_MATERIAL PROVIDED:_
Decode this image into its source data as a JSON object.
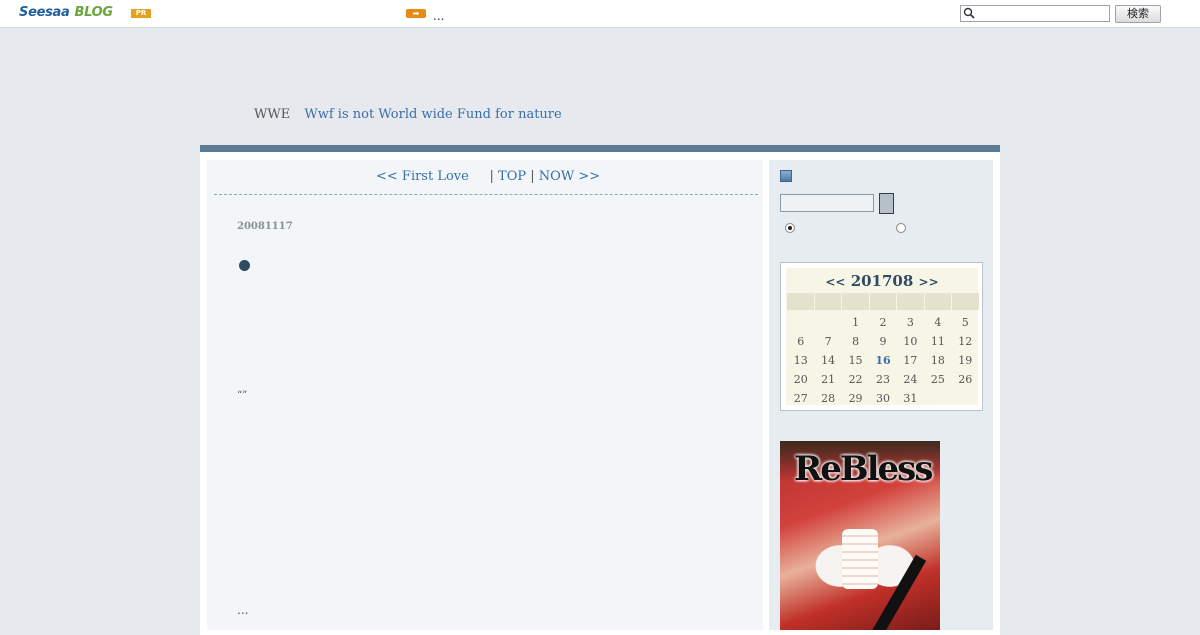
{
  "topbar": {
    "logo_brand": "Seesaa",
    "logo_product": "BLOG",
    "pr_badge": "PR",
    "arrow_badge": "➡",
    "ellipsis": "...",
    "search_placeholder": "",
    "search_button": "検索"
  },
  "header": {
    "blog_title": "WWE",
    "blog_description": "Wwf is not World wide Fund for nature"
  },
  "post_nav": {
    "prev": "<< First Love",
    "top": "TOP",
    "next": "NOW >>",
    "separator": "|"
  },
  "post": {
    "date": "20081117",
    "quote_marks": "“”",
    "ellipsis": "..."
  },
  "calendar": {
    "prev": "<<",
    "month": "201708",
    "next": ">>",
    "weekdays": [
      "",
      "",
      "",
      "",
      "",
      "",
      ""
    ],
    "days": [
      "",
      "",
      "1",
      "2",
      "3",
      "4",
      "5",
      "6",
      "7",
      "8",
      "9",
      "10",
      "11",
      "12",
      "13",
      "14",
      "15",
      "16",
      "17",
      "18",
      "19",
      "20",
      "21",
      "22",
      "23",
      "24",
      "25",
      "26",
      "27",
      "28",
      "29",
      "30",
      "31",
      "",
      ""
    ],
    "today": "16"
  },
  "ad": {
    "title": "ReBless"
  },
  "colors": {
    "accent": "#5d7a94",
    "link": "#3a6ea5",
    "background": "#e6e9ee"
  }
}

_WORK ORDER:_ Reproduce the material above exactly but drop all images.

_FINAL ANSWER:_
Decode this image into its source data as a JSON object.
{
  "topbar": {
    "logo_brand": "Seesaa",
    "logo_product": "BLOG",
    "pr_badge": "PR",
    "arrow_badge": "➡",
    "ellipsis": "...",
    "search_placeholder": "",
    "search_button": "検索"
  },
  "header": {
    "blog_title": "WWE",
    "blog_description": "Wwf is not World wide Fund for nature"
  },
  "post_nav": {
    "prev": "<< First Love",
    "top": "TOP",
    "next": "NOW >>",
    "separator": "|"
  },
  "post": {
    "date": "20081117",
    "quote_marks": "“”",
    "ellipsis": "..."
  },
  "calendar": {
    "prev": "<<",
    "month": "201708",
    "next": ">>",
    "weekdays": [
      "",
      "",
      "",
      "",
      "",
      "",
      ""
    ],
    "days": [
      "",
      "",
      "1",
      "2",
      "3",
      "4",
      "5",
      "6",
      "7",
      "8",
      "9",
      "10",
      "11",
      "12",
      "13",
      "14",
      "15",
      "16",
      "17",
      "18",
      "19",
      "20",
      "21",
      "22",
      "23",
      "24",
      "25",
      "26",
      "27",
      "28",
      "29",
      "30",
      "31",
      "",
      ""
    ],
    "today": "16"
  },
  "ad": {
    "title": "ReBless"
  },
  "colors": {
    "accent": "#5d7a94",
    "link": "#3a6ea5",
    "background": "#e6e9ee"
  }
}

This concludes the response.